1. The only point which has been argued in this second appeal is whether the suit was barred by the provisions of the Madras Survey and Boundaries Act, 1923; The plaintiffs' case in, brief was that the first defendant and his father had been let into permissive possession of the two items of property in suit as far back as 1900 and 1908 and that this possession did not become adverse to the plaintiffs until subsequent to the death of the first defendant's father in 1930, after which the first defendant refused to surrender possession in response to a notice issued by the first plaintiff. On the facts of the case there is now no dispute and the only point which has been discussed is whether Section 13 of the Madras Survey and Boundaries Act is a bar to the suit. The appellants' earned Counsel rests his case on the decision in Muthirulandi Poosari v. Sethurama Aiyar : (1919)36MLJ356 while the learned Advocate-General relies on an observation in the decision in Sivaprasad Sowcar v. Narasimhamurthi : AIR1940Mad187 Both these, cases arose out of the old Madras Survey and Boundaries Act of 1897 and the section of the new Act which is relied upon by the appellants' earned Counsel is Section 13, which found no place in the previous Act. This section provides for the notification in the District Gazette of the completion of the survey, and it goes on to state that,
Unless the survey so notified is modified by a decree of a Civil Court under the provisions of Section 14, the record of the survey shall be conclusive proof that the boundaries determined and recorded therein have been correctly determined and recorded.

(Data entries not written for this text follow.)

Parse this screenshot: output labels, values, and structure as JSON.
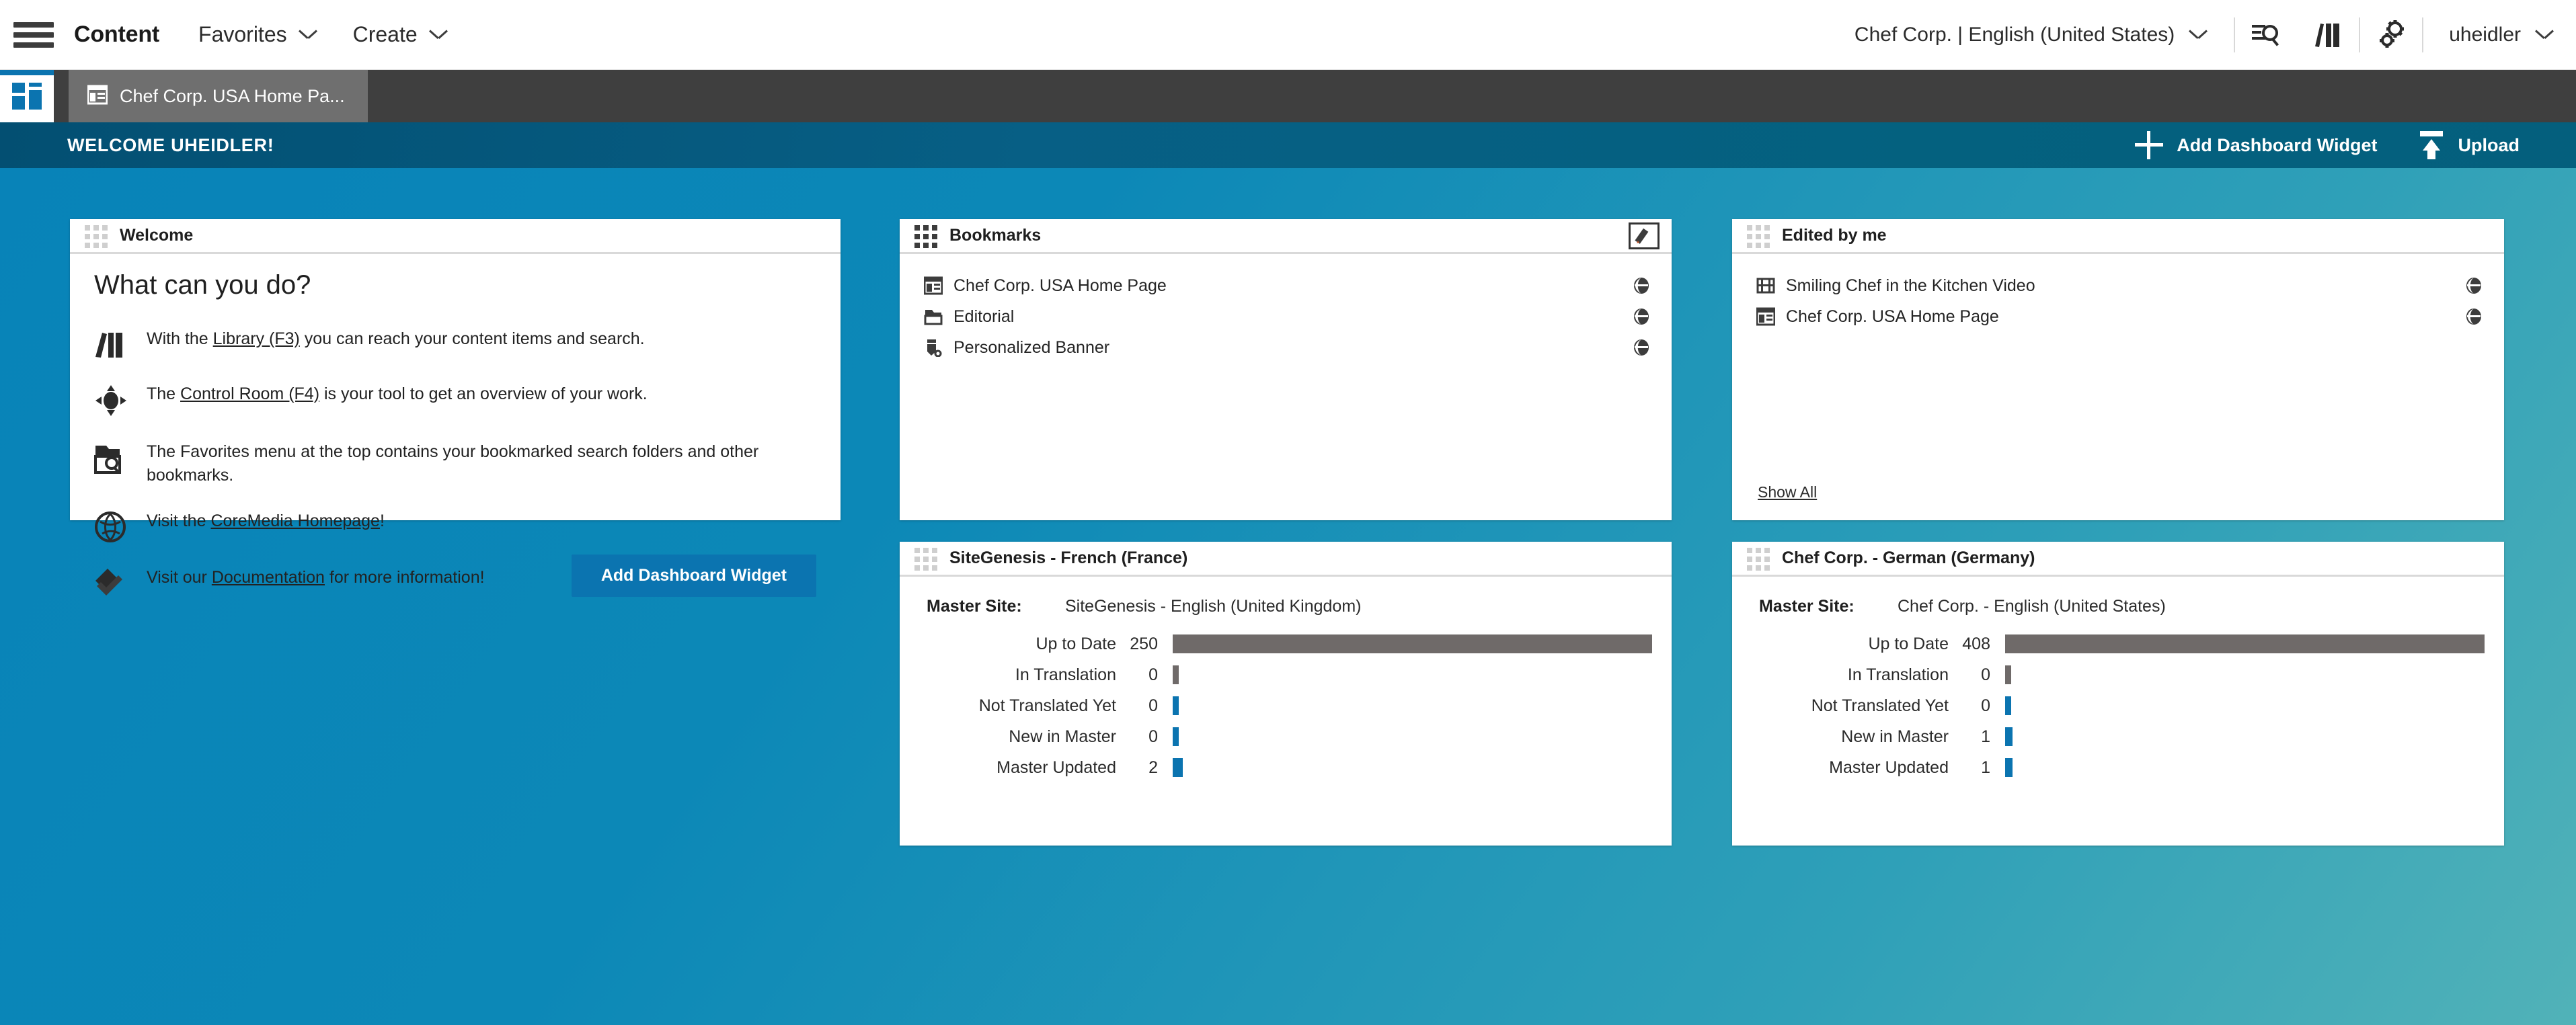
{
  "topbar": {
    "menu_icon": "hamburger-icon",
    "title": "Content",
    "items": [
      {
        "label": "Favorites",
        "icon": "chevron-down-icon"
      },
      {
        "label": "Create",
        "icon": "chevron-down-icon"
      }
    ],
    "site_selector": "Chef Corp. | English (United States)",
    "icons": [
      "search-icon",
      "library-icon",
      "gear-icon"
    ],
    "user": "uheidler"
  },
  "tabs": {
    "home_tab_icon": "dashboard-icon",
    "open_tabs": [
      {
        "label": "Chef Corp. USA Home Pa...",
        "icon": "page-icon"
      }
    ]
  },
  "welcomebar": {
    "greeting": "WELCOME UHEIDLER!",
    "add_widget_label": "Add Dashboard Widget",
    "upload_label": "Upload"
  },
  "widgets": {
    "welcome": {
      "title": "Welcome",
      "heading": "What can you do?",
      "rows": [
        {
          "icon": "library-icon",
          "pre": "With the ",
          "link": "Library (F3)",
          "post": " you can reach your content items and search."
        },
        {
          "icon": "control-room-icon",
          "pre": "The ",
          "link": "Control Room (F4)",
          "post": " is your tool to get an overview of your work."
        },
        {
          "icon": "search-folder-icon",
          "pre": "The Favorites menu at the top contains your bookmarked search folders and other bookmarks.",
          "link": "",
          "post": ""
        },
        {
          "icon": "globe-icon",
          "pre": "Visit the ",
          "link": "CoreMedia Homepage",
          "post": "!"
        },
        {
          "icon": "documentation-icon",
          "pre": "Visit our ",
          "link": "Documentation",
          "post": " for more information!"
        }
      ],
      "button_label": "Add Dashboard Widget"
    },
    "bookmarks": {
      "title": "Bookmarks",
      "edit_icon": "pencil-icon",
      "items": [
        {
          "label": "Chef Corp. USA Home Page",
          "icon": "page-icon",
          "status_icon": "publication-state-icon"
        },
        {
          "label": "Editorial",
          "icon": "folder-icon",
          "status_icon": "publication-state-icon"
        },
        {
          "label": "Personalized Banner",
          "icon": "banner-icon",
          "status_icon": "publication-state-icon"
        }
      ]
    },
    "edited_by_me": {
      "title": "Edited by me",
      "items": [
        {
          "label": "Smiling Chef in the Kitchen Video",
          "icon": "video-icon",
          "status_icon": "publication-state-icon"
        },
        {
          "label": "Chef Corp. USA Home Page",
          "icon": "page-icon",
          "status_icon": "publication-state-icon"
        }
      ],
      "show_all_label": "Show All"
    },
    "sitegenesis": {
      "title": "SiteGenesis - French (France)",
      "master_site_label": "Master Site:",
      "master_site_value": "SiteGenesis - English (United Kingdom)"
    },
    "chefcorp": {
      "title": "Chef Corp. - German (Germany)",
      "master_site_label": "Master Site:",
      "master_site_value": "Chef Corp. - English (United States)"
    }
  },
  "chart_data": [
    {
      "type": "bar",
      "title": "SiteGenesis - French (France)",
      "orientation": "horizontal",
      "categories": [
        "Up to Date",
        "In Translation",
        "Not Translated Yet",
        "New in Master",
        "Master Updated"
      ],
      "values": [
        250,
        0,
        0,
        0,
        2
      ],
      "colors": [
        "#6f6a69",
        "#6f6a69",
        "#0b74b0",
        "#0b74b0",
        "#0b74b0"
      ],
      "xlabel": "",
      "ylabel": "",
      "xlim": [
        0,
        250
      ],
      "grid": false,
      "legend": false
    },
    {
      "type": "bar",
      "title": "Chef Corp. - German (Germany)",
      "orientation": "horizontal",
      "categories": [
        "Up to Date",
        "In Translation",
        "Not Translated Yet",
        "New in Master",
        "Master Updated"
      ],
      "values": [
        408,
        0,
        0,
        1,
        1
      ],
      "colors": [
        "#6f6a69",
        "#6f6a69",
        "#0b74b0",
        "#0b74b0",
        "#0b74b0"
      ],
      "xlabel": "",
      "ylabel": "",
      "xlim": [
        0,
        408
      ],
      "grid": false,
      "legend": false
    }
  ],
  "theme": {
    "accent": "#0b74b0",
    "desktop_start": "#0883b8",
    "desktop_end": "#51b2b8",
    "welcomebar": "#04617f",
    "tabstrip": "#3f3f3f"
  }
}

2. Section 14 provides for the institution of a suit to set aside or modify the result of the survey. Section 13 of the old Act made provision for a suit to set aside an order of the survey officer or a decision of the appellate authority and provided that subject to the result of such suit, ' such order or decision shall be conclusive as between the parties to the dispute or to the appeal including those to whom notice of such appeal has been given.
3. Unlike Section 13 of the latter Act, there was no attempt to define the extent to which the decisions of the Survey Officer were to be conclusive. This has been dealt with in Section 13 of the new Act where it is laid down in clear and unambiguous language that in the absence of any modification by a decree in a suit under Section 14 the survey is to be conclusive proof of the correctness of the boundaries. The meaning of these words is self-evident and in order to ascertain their effect it is unnecessary to refer to decisions involving the construction of different sections of the earlier Act. The contention of the learned Advocate-General that the bar imposed by Section 14 of the new Act applies only to the correctness of the boundaries and not to questions of title must be upheld. As no other questions arise, the appeal must be dismissed with costs.